 I’m not sure I’ll ever be able to successfully rehabilitate traditional porridge (*more shuddering in horror*), but in terms of semolina pudding, Magic Porridge has certainly done the trick!

Magic Porridge

250g sharp-tasting fruit, fresh or frozen [1]
sugar to taste
30g dry semolina
water

  • Put the fruit and four tablespoons of water into a saucepan over a very low heat.
  • Cover and let simmer for 10 minutes until the juice is flowing and the fruit is soft.
  • Mash to a puree or use a stick blender.
  • Sweeten to taste. It’s best left on the sharp side. For children, a little extra can be added when it’s served for both sweetness and crunch.
  • Measure the puree.
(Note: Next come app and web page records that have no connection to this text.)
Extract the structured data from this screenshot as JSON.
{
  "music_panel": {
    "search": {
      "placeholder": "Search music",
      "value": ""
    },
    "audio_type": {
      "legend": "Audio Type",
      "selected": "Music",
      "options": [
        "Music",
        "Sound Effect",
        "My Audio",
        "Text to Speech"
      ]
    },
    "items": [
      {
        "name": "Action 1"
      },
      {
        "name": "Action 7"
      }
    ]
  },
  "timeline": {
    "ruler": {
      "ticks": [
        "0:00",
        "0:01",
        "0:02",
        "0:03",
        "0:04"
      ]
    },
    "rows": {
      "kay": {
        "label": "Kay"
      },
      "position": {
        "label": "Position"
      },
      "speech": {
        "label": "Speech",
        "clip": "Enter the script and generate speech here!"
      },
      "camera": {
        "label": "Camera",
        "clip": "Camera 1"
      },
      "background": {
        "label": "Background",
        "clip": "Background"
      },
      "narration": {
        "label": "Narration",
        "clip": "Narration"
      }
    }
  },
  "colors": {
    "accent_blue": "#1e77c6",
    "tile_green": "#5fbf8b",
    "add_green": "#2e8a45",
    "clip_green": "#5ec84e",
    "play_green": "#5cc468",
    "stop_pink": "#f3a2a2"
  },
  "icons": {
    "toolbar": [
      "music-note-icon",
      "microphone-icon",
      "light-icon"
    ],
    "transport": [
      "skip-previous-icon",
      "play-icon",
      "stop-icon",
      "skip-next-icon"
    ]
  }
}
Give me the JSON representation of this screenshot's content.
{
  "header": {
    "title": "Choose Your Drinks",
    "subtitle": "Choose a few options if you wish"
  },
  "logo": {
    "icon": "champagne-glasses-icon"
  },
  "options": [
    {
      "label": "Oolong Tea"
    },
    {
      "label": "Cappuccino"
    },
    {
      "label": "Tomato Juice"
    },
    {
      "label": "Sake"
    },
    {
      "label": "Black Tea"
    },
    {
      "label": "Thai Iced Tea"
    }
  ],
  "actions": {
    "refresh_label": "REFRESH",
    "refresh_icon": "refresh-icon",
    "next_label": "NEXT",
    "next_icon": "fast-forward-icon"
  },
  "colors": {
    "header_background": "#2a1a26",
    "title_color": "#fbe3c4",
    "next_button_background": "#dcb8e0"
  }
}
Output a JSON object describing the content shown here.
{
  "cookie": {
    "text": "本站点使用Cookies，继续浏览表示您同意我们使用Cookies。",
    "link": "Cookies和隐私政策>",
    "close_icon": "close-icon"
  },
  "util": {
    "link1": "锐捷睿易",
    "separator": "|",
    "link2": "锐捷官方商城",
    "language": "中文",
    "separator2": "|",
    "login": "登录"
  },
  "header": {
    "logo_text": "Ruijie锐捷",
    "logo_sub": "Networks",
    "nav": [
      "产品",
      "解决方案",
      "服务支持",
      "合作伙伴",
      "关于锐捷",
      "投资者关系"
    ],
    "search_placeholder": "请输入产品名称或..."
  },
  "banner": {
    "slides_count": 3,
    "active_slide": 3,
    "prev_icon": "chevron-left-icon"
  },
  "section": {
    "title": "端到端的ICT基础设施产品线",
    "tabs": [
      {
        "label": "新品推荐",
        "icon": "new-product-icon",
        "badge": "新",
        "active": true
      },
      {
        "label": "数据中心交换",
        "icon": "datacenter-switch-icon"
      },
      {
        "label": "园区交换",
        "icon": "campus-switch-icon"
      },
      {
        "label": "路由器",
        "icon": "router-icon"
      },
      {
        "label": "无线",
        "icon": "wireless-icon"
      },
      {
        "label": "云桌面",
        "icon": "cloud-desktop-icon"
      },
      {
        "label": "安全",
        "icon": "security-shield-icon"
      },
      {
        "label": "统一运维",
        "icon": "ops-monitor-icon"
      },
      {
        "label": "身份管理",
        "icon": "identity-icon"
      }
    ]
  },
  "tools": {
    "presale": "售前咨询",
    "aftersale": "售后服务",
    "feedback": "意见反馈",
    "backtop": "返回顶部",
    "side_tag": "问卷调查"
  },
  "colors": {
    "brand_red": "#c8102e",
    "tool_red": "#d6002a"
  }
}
Add water to make a total of 400ml.
  • Return to the pan and heat through.
  • Sprinkle in the dry semolina and stir.
  • Continue cooking over a low heat, stirring to prevent it catching on the pan bottom, for 15 minutes or until the mixture has thickened and the semolina grains have softened.
  • Pour into a bowl and cover with cling film to prevent a skin forming.
  • When cold, whip the mixture into a light froth using either a stand mixture or an electric whisk.
  • Serve with extra puree, sugar, milk or cream if liked.

[1] I used blackcurrants for one batch and then a mixture of rhubarb and strawberries in the other.